woodcut; 272 x 213 mm (10 11/16 x 8 3/8 inches); sheet: 398 x 232 mm (15 11/16 x 9 1/8 inches)
Heller, p. 226, no. 538 (304); Dodgson, p. 347 nos. 31 and 31a; Geisberg 673 (Geisberg/ Strauss, p. 637); Hollstein p. 152, no. 49; cat. Basel, p. 719, no. 649; Strauss, p. 149, no. 6
PROVENANCE Pierre Sentuc (Lugt 3608)
The print is one of the highlights in the graphic oeuvre of the younger Cranach, displaying a style that is clearly distinct from that of his father. Woodcuts by Lucas the Younger are characterized by a less dramatic deployment of light and shade. They show a more calligraphic delineation of the composition which can here be seen in the closely observed features of the old reformer. Prints such as this one demand meticulous cutting of the block and the quality of work of the Formschneider can only be appreciated in early impressions of which merely a handful survive. Only one other impression is known with the complete Latin text of 1560 (British Museum, London; the BM owns another early impression without the text and there are two in the Albertina, both without the text).

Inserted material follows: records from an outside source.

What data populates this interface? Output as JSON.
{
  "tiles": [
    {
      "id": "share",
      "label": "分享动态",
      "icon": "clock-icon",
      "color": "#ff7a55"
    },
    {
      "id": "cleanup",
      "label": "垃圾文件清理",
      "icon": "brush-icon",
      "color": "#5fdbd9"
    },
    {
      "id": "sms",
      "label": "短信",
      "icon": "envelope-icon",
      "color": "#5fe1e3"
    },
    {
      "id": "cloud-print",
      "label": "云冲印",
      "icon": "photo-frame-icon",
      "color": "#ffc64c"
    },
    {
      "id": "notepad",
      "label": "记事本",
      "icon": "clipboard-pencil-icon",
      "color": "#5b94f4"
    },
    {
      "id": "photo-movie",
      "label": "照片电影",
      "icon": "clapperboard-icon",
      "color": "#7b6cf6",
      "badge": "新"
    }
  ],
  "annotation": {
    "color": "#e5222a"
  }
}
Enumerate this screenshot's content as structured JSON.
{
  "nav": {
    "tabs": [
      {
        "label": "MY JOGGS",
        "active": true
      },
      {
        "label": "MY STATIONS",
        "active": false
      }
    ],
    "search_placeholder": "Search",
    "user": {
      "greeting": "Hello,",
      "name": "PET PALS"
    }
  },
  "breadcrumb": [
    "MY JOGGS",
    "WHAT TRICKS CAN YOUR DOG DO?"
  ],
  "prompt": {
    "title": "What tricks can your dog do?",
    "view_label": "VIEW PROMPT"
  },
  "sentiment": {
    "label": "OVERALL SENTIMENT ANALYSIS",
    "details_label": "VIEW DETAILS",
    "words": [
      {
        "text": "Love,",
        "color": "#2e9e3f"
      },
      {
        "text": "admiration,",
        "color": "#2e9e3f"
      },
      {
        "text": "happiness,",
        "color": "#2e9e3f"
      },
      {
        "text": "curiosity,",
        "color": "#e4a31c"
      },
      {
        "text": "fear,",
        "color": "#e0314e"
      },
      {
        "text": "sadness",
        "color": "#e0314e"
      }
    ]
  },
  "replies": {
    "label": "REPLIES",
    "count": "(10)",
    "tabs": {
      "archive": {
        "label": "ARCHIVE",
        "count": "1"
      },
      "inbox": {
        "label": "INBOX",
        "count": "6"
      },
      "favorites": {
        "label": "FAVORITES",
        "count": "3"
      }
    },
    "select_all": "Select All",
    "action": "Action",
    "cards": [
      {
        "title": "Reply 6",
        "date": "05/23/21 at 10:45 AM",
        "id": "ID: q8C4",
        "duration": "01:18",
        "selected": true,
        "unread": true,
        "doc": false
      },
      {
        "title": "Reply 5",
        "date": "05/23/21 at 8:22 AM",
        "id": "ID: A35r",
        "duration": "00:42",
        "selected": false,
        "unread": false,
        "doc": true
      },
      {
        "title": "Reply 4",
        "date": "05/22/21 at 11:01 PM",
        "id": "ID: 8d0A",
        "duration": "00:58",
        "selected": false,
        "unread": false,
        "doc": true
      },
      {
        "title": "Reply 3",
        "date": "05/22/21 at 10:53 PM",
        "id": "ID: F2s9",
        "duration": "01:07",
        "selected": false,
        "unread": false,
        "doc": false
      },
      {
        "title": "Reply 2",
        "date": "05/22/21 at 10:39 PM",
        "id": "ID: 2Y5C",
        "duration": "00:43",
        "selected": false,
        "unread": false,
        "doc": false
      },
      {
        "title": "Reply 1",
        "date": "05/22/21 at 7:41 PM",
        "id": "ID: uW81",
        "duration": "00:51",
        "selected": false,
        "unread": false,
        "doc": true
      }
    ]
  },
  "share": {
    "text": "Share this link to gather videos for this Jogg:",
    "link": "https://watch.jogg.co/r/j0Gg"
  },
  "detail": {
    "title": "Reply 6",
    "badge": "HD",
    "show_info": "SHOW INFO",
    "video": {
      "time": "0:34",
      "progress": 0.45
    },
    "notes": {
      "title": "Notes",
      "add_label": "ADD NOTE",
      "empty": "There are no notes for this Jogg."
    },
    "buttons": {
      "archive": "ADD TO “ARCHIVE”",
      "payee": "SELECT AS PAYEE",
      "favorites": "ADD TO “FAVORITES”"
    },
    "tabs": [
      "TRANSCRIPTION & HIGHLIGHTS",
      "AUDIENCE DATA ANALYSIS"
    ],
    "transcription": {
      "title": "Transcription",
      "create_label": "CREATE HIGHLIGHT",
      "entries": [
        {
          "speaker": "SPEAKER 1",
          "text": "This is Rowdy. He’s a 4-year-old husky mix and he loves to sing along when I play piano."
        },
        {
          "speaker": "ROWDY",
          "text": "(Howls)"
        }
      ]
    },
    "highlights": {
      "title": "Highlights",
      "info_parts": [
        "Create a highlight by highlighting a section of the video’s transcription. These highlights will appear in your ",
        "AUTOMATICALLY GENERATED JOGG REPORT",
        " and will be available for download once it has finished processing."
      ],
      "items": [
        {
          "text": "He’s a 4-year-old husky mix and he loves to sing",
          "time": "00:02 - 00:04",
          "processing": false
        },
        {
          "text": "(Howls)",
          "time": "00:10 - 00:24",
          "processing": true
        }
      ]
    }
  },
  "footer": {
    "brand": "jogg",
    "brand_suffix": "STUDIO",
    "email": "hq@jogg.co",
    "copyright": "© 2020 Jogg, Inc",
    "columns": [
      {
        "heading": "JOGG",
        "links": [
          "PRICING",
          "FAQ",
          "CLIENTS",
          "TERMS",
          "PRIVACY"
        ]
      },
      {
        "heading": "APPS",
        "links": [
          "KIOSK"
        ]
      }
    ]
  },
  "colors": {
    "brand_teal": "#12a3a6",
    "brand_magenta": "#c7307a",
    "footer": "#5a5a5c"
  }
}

Based on the date and accompanying text of the British Museum’s impression (to which ours can now be added), the print was always seen as a memorial portrait of Melanchthon who died on April 19, 1560. However, the recent discovery of an impression with a laudatory poem by Johannes Stigel and the date 1558 printed below the image in Weimar establishes that the woodcut was actually created as a life-time portrait of Melanchthon in old age. After Luther’s death in 1548, the responsibility to continue the work of the reformer fell jointly on Melanchthon and Johannes Bugenhagen. The latter died in 1558 – which was in all likelihood the instigation to publish this imposing portrait of the last important member of the first generation of the Wittenberg movement.